Work to complete ▸ Within the data below, count every line that includes "icon" and report the total alone.

Data ▸
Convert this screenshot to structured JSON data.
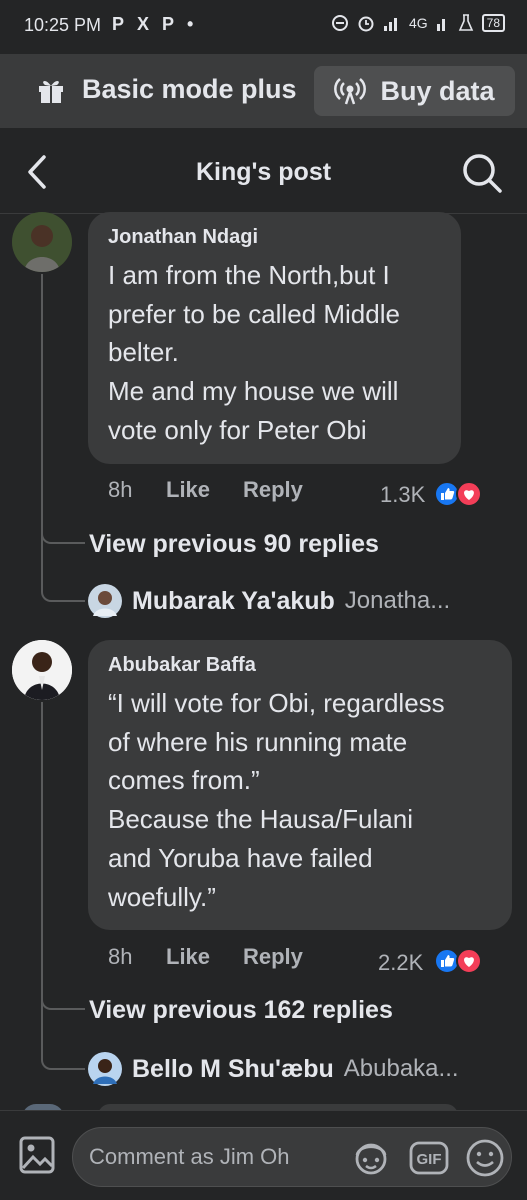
{
  "status_bar": {
    "time": "10:25 PM",
    "apps": [
      "P",
      "X",
      "P",
      "•"
    ],
    "network": "4G",
    "battery": "78"
  },
  "mode_bar": {
    "label": "Basic mode plus",
    "buy_label": "Buy data",
    "gift_icon": "gift-icon",
    "signal_icon": "broadcast-icon"
  },
  "header": {
    "title": "King's post",
    "back_icon": "chevron-left-icon",
    "search_icon": "search-icon"
  },
  "comments": [
    {
      "author": "Jonathan Ndagi",
      "text": "I am from the North,but I\nprefer to be called Middle\nbelter.\nMe and my house we will\nvote only for Peter Obi",
      "time": "8h",
      "like_label": "Like",
      "reply_label": "Reply",
      "reactions": "1.3K",
      "view_previous": "View previous 90 replies",
      "reply_preview": {
        "name": "Mubarak Ya'akub",
        "snippet": "Jonatha..."
      }
    },
    {
      "author": "Abubakar Baffa",
      "text": "“I will vote for Obi, regardless\nof where his running mate\ncomes from.”\nBecause the Hausa/Fulani\nand Yoruba have failed\nwoefully.”",
      "time": "8h",
      "like_label": "Like",
      "reply_label": "Reply",
      "reactions": "2.2K",
      "view_previous": "View previous 162 replies",
      "reply_preview": {
        "name": "Bello M Shu'æbu",
        "snippet": "Abubaka..."
      }
    }
  ],
  "composer": {
    "placeholder": "Comment as Jim Oh",
    "gif_label": "GIF"
  },
  "colors": {
    "background": "#242526",
    "bubble": "#3a3b3c",
    "like_blue": "#1877f2",
    "love_red": "#f33e58"
  }
}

Final answer ▸ 4